The next up and back I stayed out of the gravel, but not the shallow water. Steve went way faster than us, we were stuck solidly in second again. By the end of the day, Steve had racked up fifty seven seconds on us in 44 miles. Thatís a bit over a second a mile which figures out to be, uhhh, well, faster than us! Jeff Bradley was right there behind us, running as hard as they could, waiting for the slip up. Merv and Horse were running hard too, and it was great to hear them laughing and hollering at the top end, they were having a good time! Mark Illingworth had a very bumpy ride, the little sprint boat was only hitting the water every thirty feet or so, but they were keeping the pedal down the whole way. Believe me, I know what that ride is like! Your eyeballs start floating after about a mile, and you find yourself hanging onto whatever you can grab with a death grip.
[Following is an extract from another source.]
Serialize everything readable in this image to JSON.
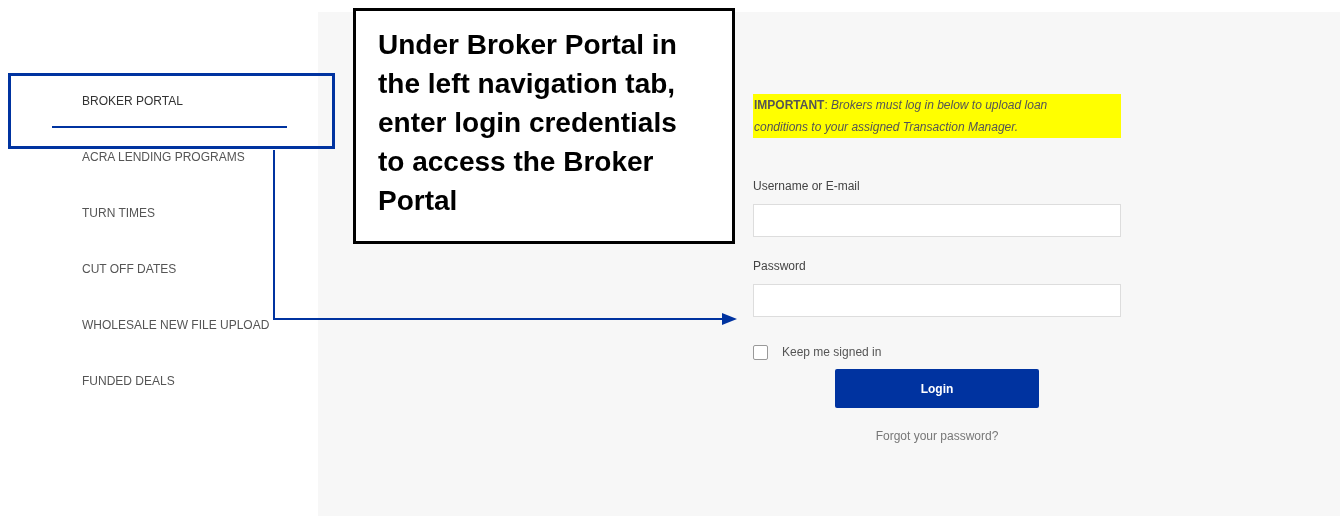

Rich Boice observed that they appeared to be doing a "porpoisy-chinedance thing".
Both Terry Sharkey and Paul Bagshaw improved their times, and both were blowing out, but Paul gained on Terry just a little, finished the day just 14 seconds ahead. I talked to both of them later and they both had gotten very wild rides, both for the same reason, wind.
In B-class, Jim Moffat was absolutely flying, right out of the gate they pulled a big lead on the rest of the class. Seth was holding in well with Dean on the first set of legs, but started losing their new hot rod motor I think and were out. They didnít run the next day either. #169 Brodie Miller was also out, motor I assume. Dave Provost and Rich Boice were battling an untested, not setup and misbehaving hull, Dave doing big stylized s-turns all the way up the river and back to control the hopping. It wasnít fast and it wasnít pretty, but they did finish third for the first day.
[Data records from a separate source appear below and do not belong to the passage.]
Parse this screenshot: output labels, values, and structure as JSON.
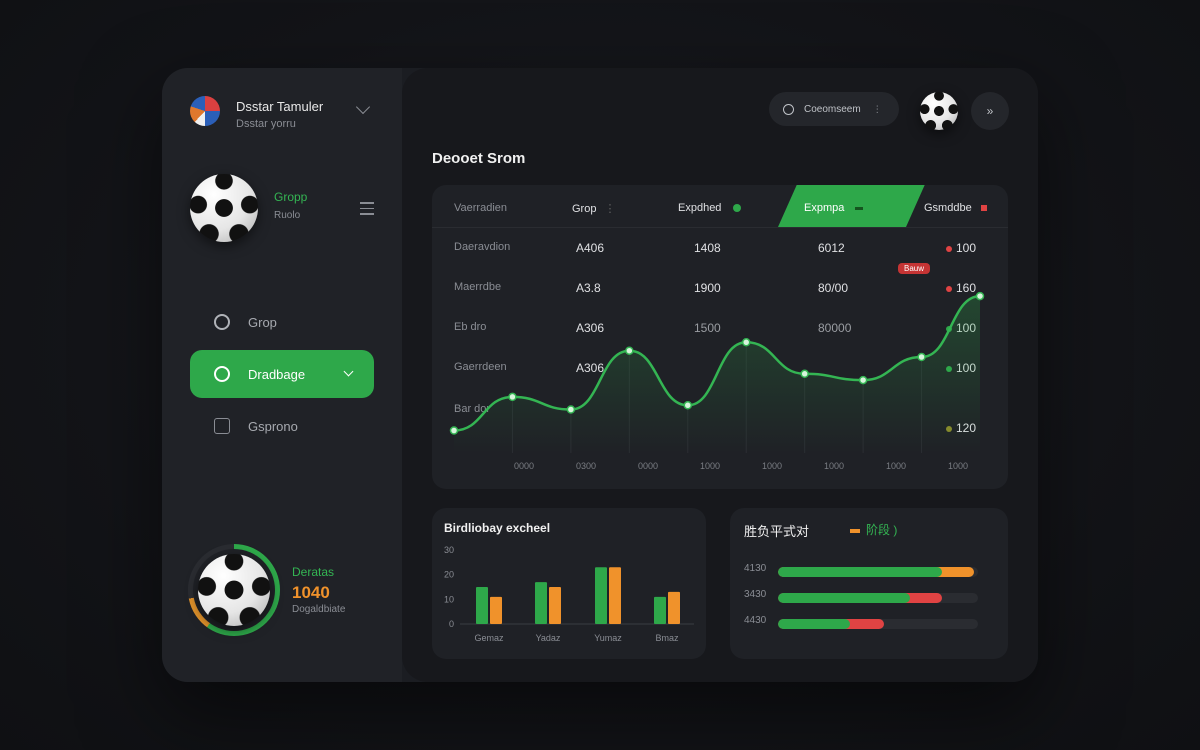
{
  "sidebar": {
    "brand_title": "Dsstar Tamuler",
    "brand_subtitle": "Dsstar yorru",
    "profile_name": "Gropp",
    "profile_sub": "Ruolo",
    "nav": [
      {
        "label": "Grop",
        "active": false
      },
      {
        "label": "Dradbage",
        "active": true
      },
      {
        "label": "Gsprono",
        "active": false
      }
    ],
    "stat_title": "Deratas",
    "stat_value": "1040",
    "stat_sub": "Dogaldbiate",
    "stat_progress": 0.7
  },
  "header": {
    "search_label": "Coeomseem",
    "more_label": "»"
  },
  "main_title": "Deooet Srom",
  "table": {
    "headers": [
      "Vaerradien",
      "Grop",
      "Expdhed",
      "Expmpa",
      "Gsmddbe"
    ],
    "rows": [
      {
        "label": "Daeravdion",
        "c1": "A406",
        "c2": "1408",
        "c3": "6012",
        "c4": "100"
      },
      {
        "label": "Maerrdbe",
        "c1": "A3.8",
        "c2": "1900",
        "c3": "80/00",
        "c4": "160"
      },
      {
        "label": "Eb dro",
        "c1": "A306",
        "c2": "1500",
        "c3": "80000",
        "c4": "100"
      },
      {
        "label": "Gaerrdeen",
        "c1": "A306",
        "c2": "",
        "c3": "",
        "c4": "100"
      },
      {
        "label": "Bar dor",
        "c1": "",
        "c2": "",
        "c3": "",
        "c4": "120"
      }
    ],
    "badge": "Bauw"
  },
  "chart_data": [
    {
      "type": "line",
      "x": [
        "0000",
        "0300",
        "0000",
        "1000",
        "1000",
        "1000",
        "1000",
        "1000"
      ],
      "points": [
        {
          "x": 0,
          "y": 10
        },
        {
          "x": 1,
          "y": 42
        },
        {
          "x": 2,
          "y": 30
        },
        {
          "x": 3,
          "y": 86
        },
        {
          "x": 4,
          "y": 34
        },
        {
          "x": 5,
          "y": 94
        },
        {
          "x": 6,
          "y": 64
        },
        {
          "x": 7,
          "y": 58
        },
        {
          "x": 8,
          "y": 80
        },
        {
          "x": 9,
          "y": 138
        }
      ],
      "series_color": "#34b553"
    },
    {
      "type": "bar",
      "title": "Birdliobay excheel",
      "categories": [
        "Gemaz",
        "Yadaz",
        "Yumaz",
        "Bmaz"
      ],
      "ylim": [
        0,
        30
      ],
      "yticks": [
        "30",
        "20",
        "10",
        "0"
      ],
      "series": [
        {
          "values": [
            15,
            17,
            23,
            11
          ],
          "color": "#2ea84a"
        },
        {
          "values": [
            11,
            15,
            23,
            13
          ],
          "color": "#f0922b"
        }
      ]
    }
  ],
  "progress_panel": {
    "title": "胜负平式对",
    "legend_label": "阶段 )",
    "rows": [
      {
        "label": "4130",
        "green": 0.82,
        "extra": 0.16,
        "extra_color": "#f0922b"
      },
      {
        "label": "3430",
        "green": 0.66,
        "extra": 0.16,
        "extra_color": "#e04343"
      },
      {
        "label": "4430",
        "green": 0.36,
        "extra": 0.17,
        "extra_color": "#e04343"
      }
    ]
  }
}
Tee-shirt salesman extraordinary, young Mr. Ely.
More nice weather! I forgot to mention before, but the barbecue that Lexís put on for us was great. The BEST, without qualification, barbecue chicken I have ever had.
Good stuff going on the grill at Lex's Landing.
The tide was an hour later and very low again so we launched once more at the harbor. Justin Boice was running today, they had gotten going again and tested Saturday evening.
We spent all four legs again trying to get the most out of the boat and the course. Didnít let up once on any leg, no more gravel and also could not improve my times a bit, in fact I lost eleven seconds somewhere along the way. Likely, it was because Sunday was warmer than Saturday. Motors like cold, moist air. Thatís my excuse and Iím sticking to it! Everybody seemed to run slower except Jeff, who ran faster! I think he was sneaking up on usÖ The final results were Steve Hanlin first, Jesse LaForest (me) second, Jeff Bradley third, Merv George fourth and Mark Illingworth fifth.
Jim Moffat and Eric Knoblauch ran four more awesomely fast runs, cinching their number one spot in B-class. On the first down leg the thrust bearing in Dean Saxonís pump went on vacation. Dean and Bob were parked just down from the start line a ways, not the best possible end to a great come back. It was however, a great set of runs from Marysville to here! Good job you guys. Along with the other two B-boats that had gone out, this put Dave Provost solidly in second and also preserved his US points lead.
More outrageousness in A-class! Terry Sharkey took back 5 seconds of Paul Bagshawís 14 second lead, Paul still winning by only 9 seconds after 88 miles of racing and 8 starts. Justin Boice ripped off some crazy runs and beat both of them by about 45 seconds for the day, but due to not running Saturday, finished in third. The result was that Paul Bagshaw won day one, Justin Boice won day two, Paul Bagshaw won overall, Terry Sharkey took second overall, and Justin Boice took third overall. Awesome racing!
more coming, I'm still pecking away at it.....
Marty and Jessica-